IBAN-Name Check was later introduced in the UK as Confirmation of Payee (CoP) and Rabobank spun off the company executing it: SurePay. Today, SurePay is a global leader in CoP and provides its solution to banks in a growing number of countries.
In October 2022, the European Commission announced that CoP will be part of the legislation for Instant Payments, including the use for batch payments. In the UK, France, Italy and of course the Netherlands, it is already implemented in the vast majority of banks.
CoP’s Effectiveness Against Fraud and the Privacy Issue Neatly Solved
The question now is: how effective is CoP against fraud? It absolutely does help, figures from SurePay and banks confirm this. Even years after its introduction, it still prevents against fraud types like invoice fraud, and it can prevent simple mistakes in payment routing from occurring. Lloyds Banking Group reported it reduced bank transfer scams by over 30% in only a few months after introduction.
The decision by the European Commission to mandate this control also confirms that there is lasting added value to this validation. CoP’s strength is that it is easily understandable for both consumers and business users. If this approach was rolled out all over the world, it would improve accuracy in payment delivery, making sending money to new payees more reliable.
Further, the privacy issue has been resolved if the beneficiary account is held by a business, as the organization’s name is displayed. Otherwise, as a sender you will get a response that the destination is a private account, and confirmation that the name you entered matches the destination account. If there is a discrepancy, perhaps there is one character off, you may be asked “Did you mean _____”, and the name of the account holder is displayed. In some countries, you are warned that you are proceeding at your own risk if there isn’t a match.
Not that Effective Against Scams
The effectiveness against the vast growing problem of scams is unfortunately lower. Fraudsters have recognized this can be exploited and discuss the ways to take advantage of this loophole. I once had the pleasure to chat with my son, sorry, a fraudster over WhatsApp. He just gave the right name of the account to transfer the €4.000 to, with an explanation that fitted his story. With scams like bank and law enforcement Impersonation, CEO fraud, etc, it is the same. The scammer knows exactly what to say to prevent the victim from becoming suspicious.
The problem with scams is that most legacy fraud detection solutions cannot effectively detect them, as it is the legitimate customer performing the transaction. What does work is looking at the user’s behaviour, specifically their behavioural biometrics.

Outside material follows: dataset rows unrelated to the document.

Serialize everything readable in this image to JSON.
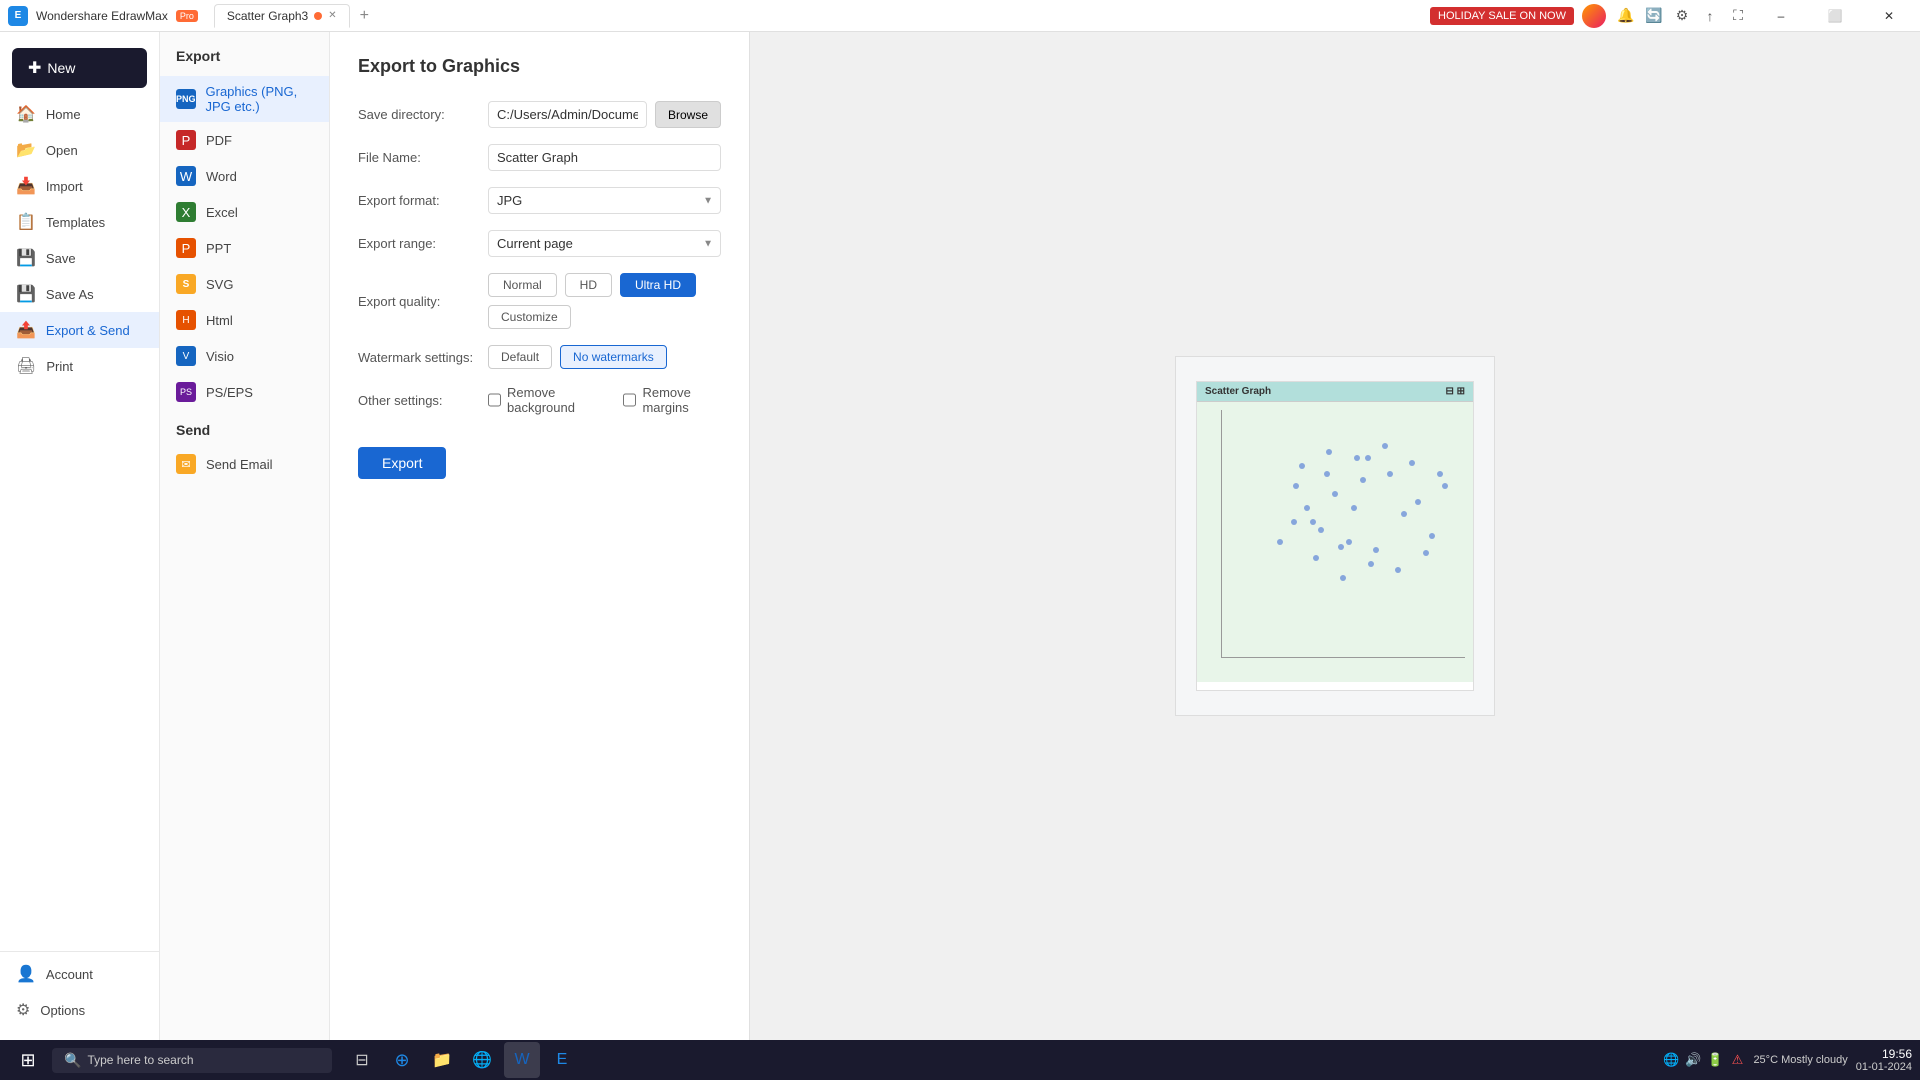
{
  "app": {
    "name": "Wondershare EdrawMax",
    "badge": "Pro",
    "logo_letter": "E"
  },
  "titlebar": {
    "tab_name": "Scatter Graph3",
    "holiday_btn": "HOLIDAY SALE ON NOW",
    "min_btn": "–",
    "max_btn": "⬜",
    "close_btn": "✕",
    "add_tab": "+"
  },
  "toolbar_icons": {
    "bell": "🔔",
    "update": "🔄",
    "settings": "⚙",
    "share": "↑",
    "fullscreen": "⛶"
  },
  "sidebar": {
    "new_label": "New",
    "items": [
      {
        "id": "home",
        "label": "Home",
        "icon": "🏠"
      },
      {
        "id": "open",
        "label": "Open",
        "icon": "📂"
      },
      {
        "id": "import",
        "label": "Import",
        "icon": "📥"
      },
      {
        "id": "templates",
        "label": "Templates",
        "icon": "📋"
      },
      {
        "id": "save",
        "label": "Save",
        "icon": "💾"
      },
      {
        "id": "save-as",
        "label": "Save As",
        "icon": "💾"
      },
      {
        "id": "export-send",
        "label": "Export & Send",
        "icon": "📤",
        "active": true
      },
      {
        "id": "print",
        "label": "Print",
        "icon": "🖨"
      }
    ],
    "bottom_items": [
      {
        "id": "account",
        "label": "Account",
        "icon": "👤"
      },
      {
        "id": "options",
        "label": "Options",
        "icon": "⚙"
      }
    ]
  },
  "export_panel": {
    "section_title": "Export",
    "items": [
      {
        "id": "graphics",
        "label": "Graphics (PNG, JPG etc.)",
        "icon": "PNG",
        "icon_class": "icon-png",
        "active": true
      },
      {
        "id": "pdf",
        "label": "PDF",
        "icon": "P",
        "icon_class": "icon-pdf"
      },
      {
        "id": "word",
        "label": "Word",
        "icon": "W",
        "icon_class": "icon-word"
      },
      {
        "id": "excel",
        "label": "Excel",
        "icon": "X",
        "icon_class": "icon-excel"
      },
      {
        "id": "ppt",
        "label": "PPT",
        "icon": "P",
        "icon_class": "icon-ppt"
      },
      {
        "id": "svg",
        "label": "SVG",
        "icon": "S",
        "icon_class": "icon-svg"
      },
      {
        "id": "html",
        "label": "Html",
        "icon": "H",
        "icon_class": "icon-html"
      },
      {
        "id": "visio",
        "label": "Visio",
        "icon": "V",
        "icon_class": "icon-visio"
      },
      {
        "id": "pseps",
        "label": "PS/EPS",
        "icon": "PS",
        "icon_class": "icon-pseps"
      }
    ],
    "send_title": "Send",
    "send_items": [
      {
        "id": "email",
        "label": "Send Email",
        "icon": "✉",
        "icon_class": "icon-email"
      }
    ]
  },
  "form": {
    "title": "Export to Graphics",
    "save_directory_label": "Save directory:",
    "save_directory_value": "C:/Users/Admin/Documents",
    "browse_label": "Browse",
    "file_name_label": "File Name:",
    "file_name_value": "Scatter Graph",
    "export_format_label": "Export format:",
    "export_format_value": "JPG",
    "export_range_label": "Export range:",
    "export_range_value": "Current page",
    "export_quality_label": "Export quality:",
    "quality_normal": "Normal",
    "quality_hd": "HD",
    "quality_ultra_hd": "Ultra HD",
    "customize_label": "Customize",
    "watermark_label": "Watermark settings:",
    "watermark_default": "Default",
    "watermark_no": "No watermarks",
    "other_settings_label": "Other settings:",
    "remove_background_label": "Remove background",
    "remove_margins_label": "Remove margins",
    "export_btn": "Export"
  },
  "preview": {
    "title": "Scatter Graph",
    "scatter_dots": [
      {
        "x": 35,
        "y": 55
      },
      {
        "x": 40,
        "y": 60
      },
      {
        "x": 45,
        "y": 52
      },
      {
        "x": 50,
        "y": 65
      },
      {
        "x": 55,
        "y": 48
      },
      {
        "x": 60,
        "y": 70
      },
      {
        "x": 65,
        "y": 45
      },
      {
        "x": 70,
        "y": 72
      },
      {
        "x": 75,
        "y": 58
      },
      {
        "x": 80,
        "y": 62
      },
      {
        "x": 85,
        "y": 50
      },
      {
        "x": 90,
        "y": 68
      },
      {
        "x": 38,
        "y": 75
      },
      {
        "x": 43,
        "y": 42
      },
      {
        "x": 48,
        "y": 80
      },
      {
        "x": 53,
        "y": 35
      },
      {
        "x": 58,
        "y": 78
      },
      {
        "x": 63,
        "y": 40
      },
      {
        "x": 68,
        "y": 82
      },
      {
        "x": 73,
        "y": 38
      },
      {
        "x": 78,
        "y": 76
      },
      {
        "x": 83,
        "y": 44
      },
      {
        "x": 88,
        "y": 72
      },
      {
        "x": 30,
        "y": 48
      },
      {
        "x": 36,
        "y": 68
      },
      {
        "x": 42,
        "y": 55
      },
      {
        "x": 47,
        "y": 72
      },
      {
        "x": 52,
        "y": 46
      },
      {
        "x": 57,
        "y": 60
      },
      {
        "x": 62,
        "y": 78
      }
    ]
  },
  "taskbar": {
    "search_placeholder": "Type here to search",
    "clock_time": "19:56",
    "clock_date": "01-01-2024",
    "weather": "25°C  Mostly cloudy"
  }
}
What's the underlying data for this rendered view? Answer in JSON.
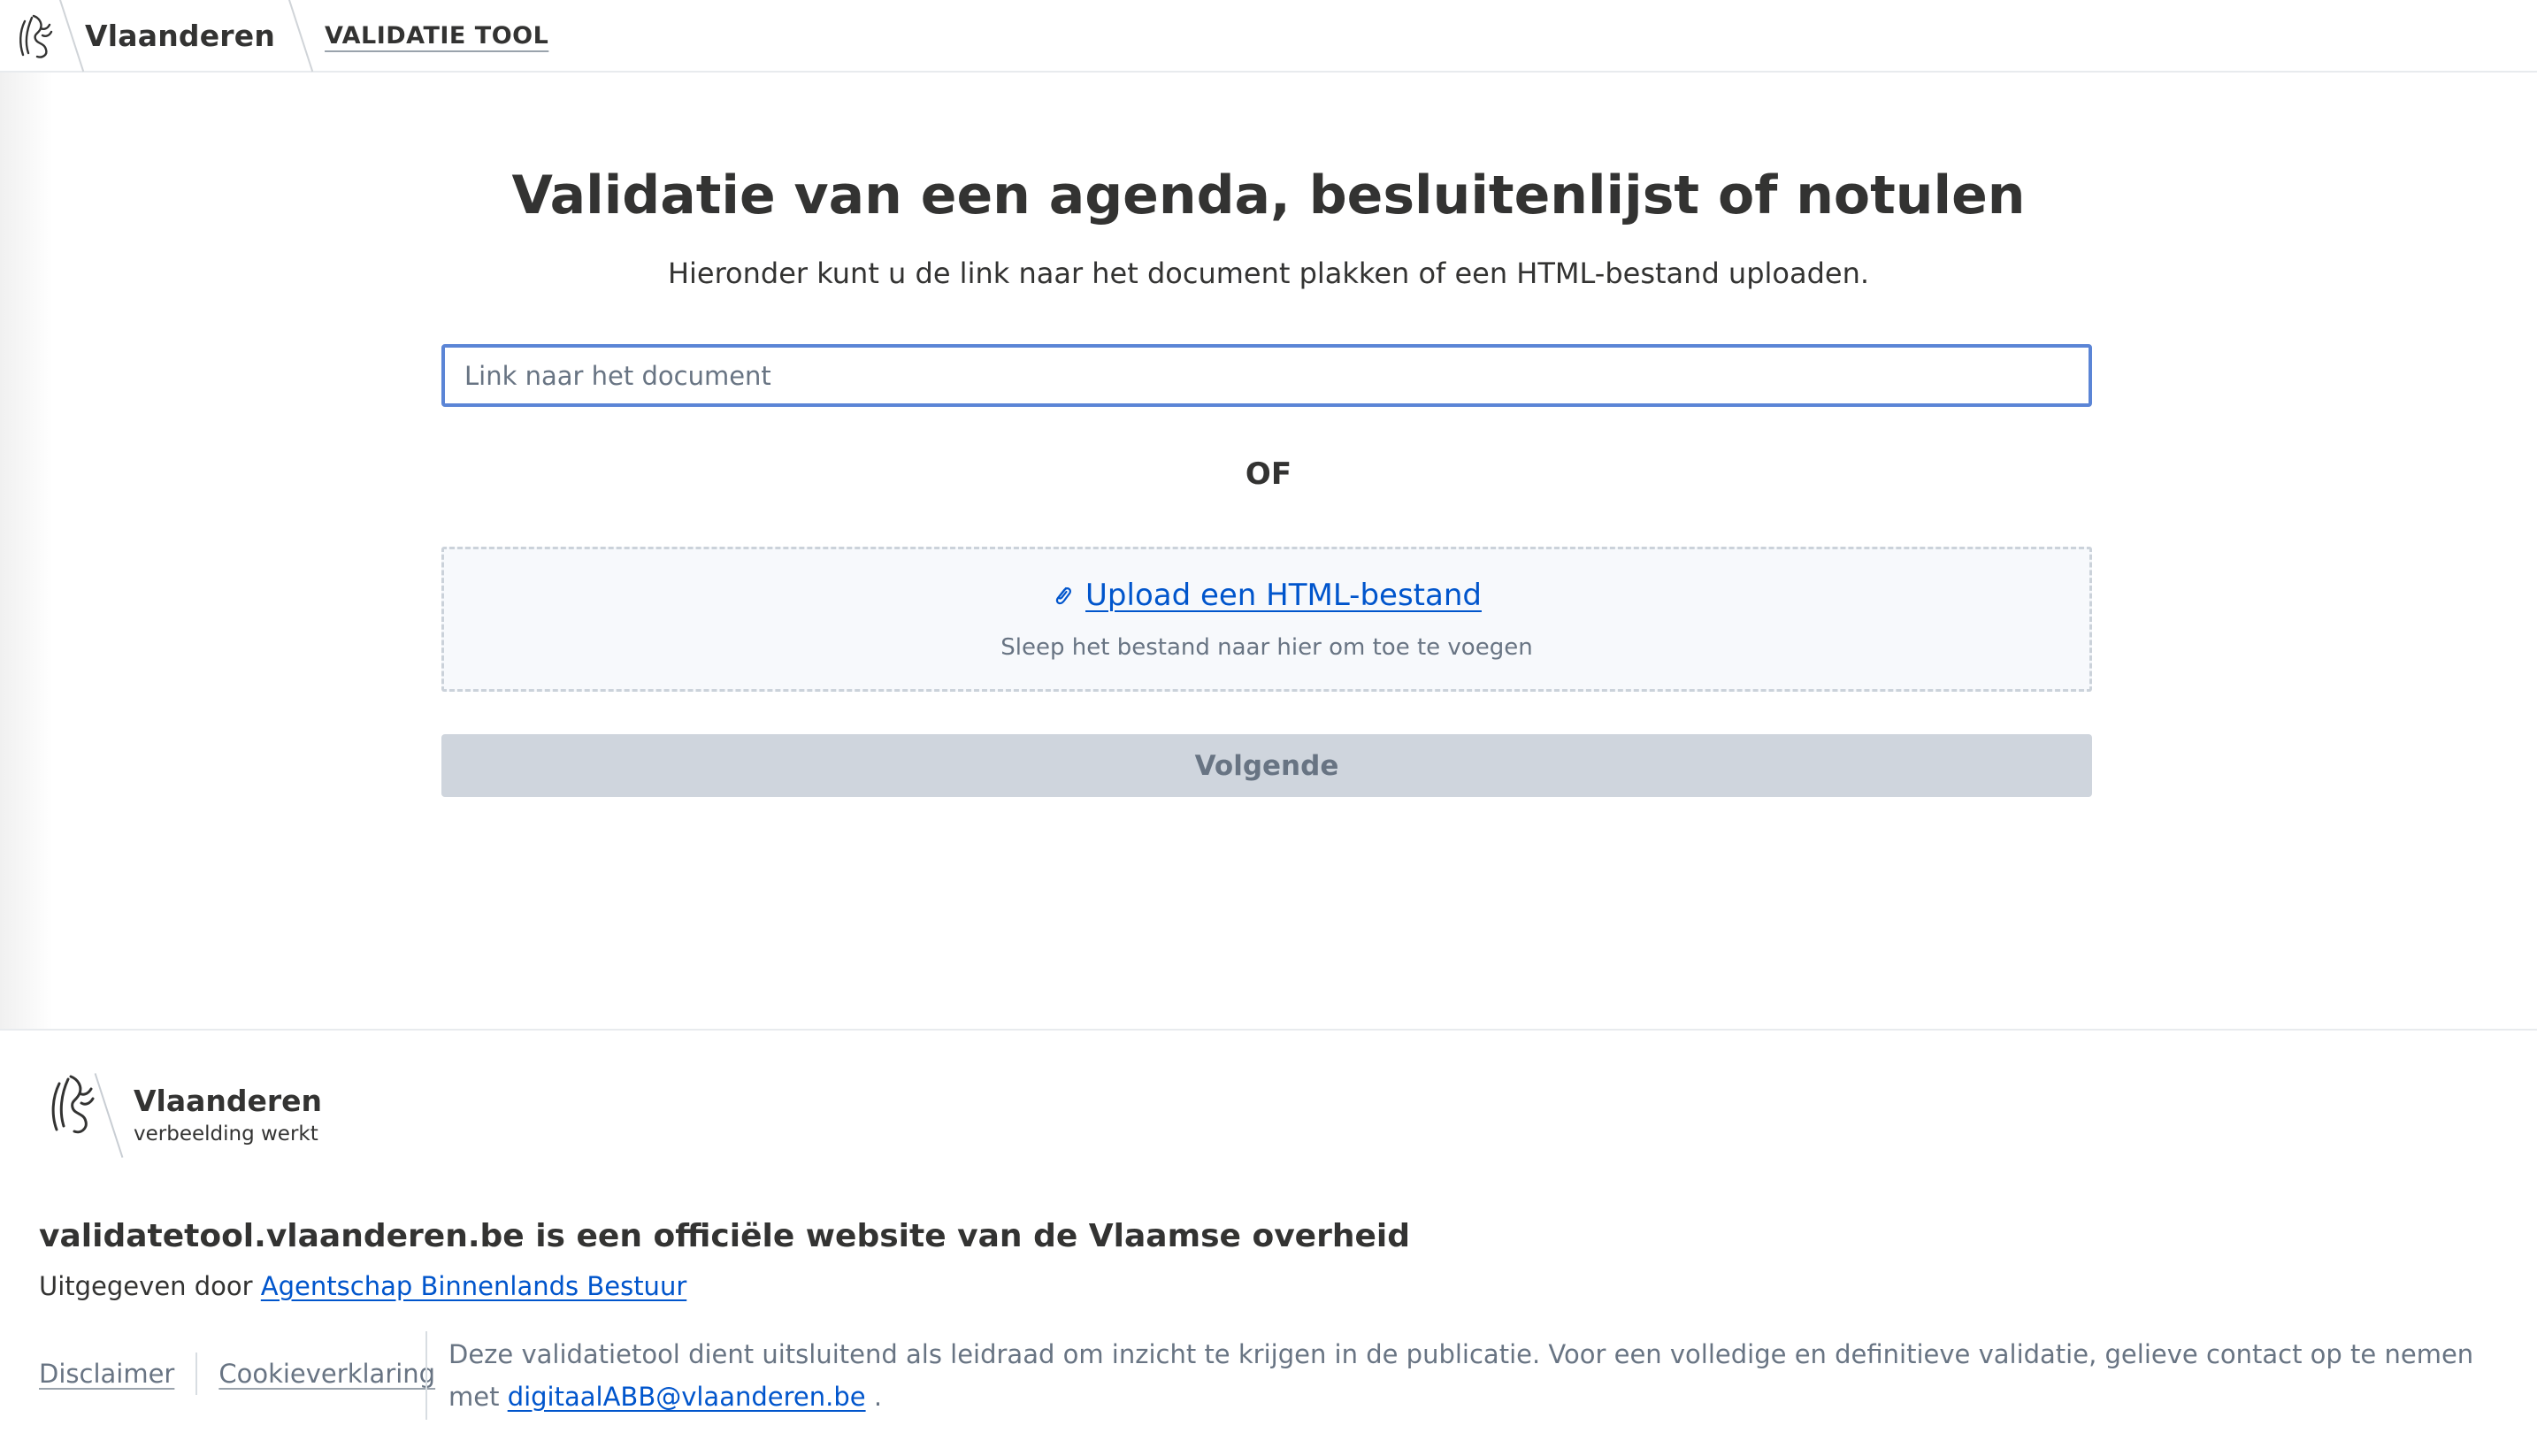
{
  "header": {
    "brand": "Vlaanderen",
    "app_name": "VALIDATIE TOOL",
    "logo_icon": "flemish-lion-icon"
  },
  "main": {
    "title": "Validatie van een agenda, besluitenlijst of notulen",
    "intro": "Hieronder kunt u de link naar het document plakken of een HTML-bestand uploaden.",
    "link_input": {
      "placeholder": "Link naar het document",
      "value": ""
    },
    "or_label": "OF",
    "upload": {
      "icon": "paperclip-icon",
      "link_label": "Upload een HTML-bestand",
      "hint": "Sleep het bestand naar hier om toe te voegen"
    },
    "next_button": {
      "label": "Volgende",
      "disabled": true
    }
  },
  "footer": {
    "brand": "Vlaanderen",
    "tagline": "verbeelding werkt",
    "logo_icon": "flemish-lion-icon",
    "title": "validatetool.vlaanderen.be is een officiële website van de Vlaamse overheid",
    "publisher_prefix": "Uitgegeven door",
    "publisher_link": "Agentschap Binnenlands Bestuur",
    "links": [
      "Disclaimer",
      "Cookieverklaring"
    ],
    "disclaimer_text": "Deze validatietool dient uitsluitend als leidraad om inzicht te krijgen in de publicatie. Voor een volledige en definitieve validatie, gelieve contact op te nemen met",
    "disclaimer_email": "digitaalABB@vlaanderen.be",
    "disclaimer_end": "."
  },
  "colors": {
    "text": "#333332",
    "link": "#0055cc",
    "muted": "#687483",
    "input_focus_border": "#5b85d6",
    "button_disabled_bg": "#cfd5dd",
    "upload_bg": "#f7f9fc"
  }
}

With this technology, scams are now identifiable as the following elements can be picked up as irregular:
- The amount and account being dictated by a third party
- The customer being coerced and hesitating when authorising the amount
- On mobile, an active call and the physical movement of the mobile device from ear to face and back, the x,y,z coordinates of the device signaling a changing of orientation
- On a PC, aimless mouse motion as the fraudster needs time to enchant, coerce and guide its victim, or the victim needs to maintain the live session before an automated logoff stops a session or a screen saver takes over
CoP is very effective against mistakes and invoice fraud, making it a worthwhile preventive measure. Not only to banks, but also for large institutions doing payments. Privacy issues have been neatly resolved.
The high expectations of some that it will also be effective against scams like bank and law enforcement impersonation do not prove true unfortunately. Effective measures against these scams require more advanced detection methods, where focusing on human behaviour has proven to be the most effective one.
Discover how behavioral biometrics is being used by financial institutions to protect their customers from falling victim to impersonation scams and other types of payment fraud in the white paper: Spot the Impostor: Tackling the Rise in Social Engineering Scams.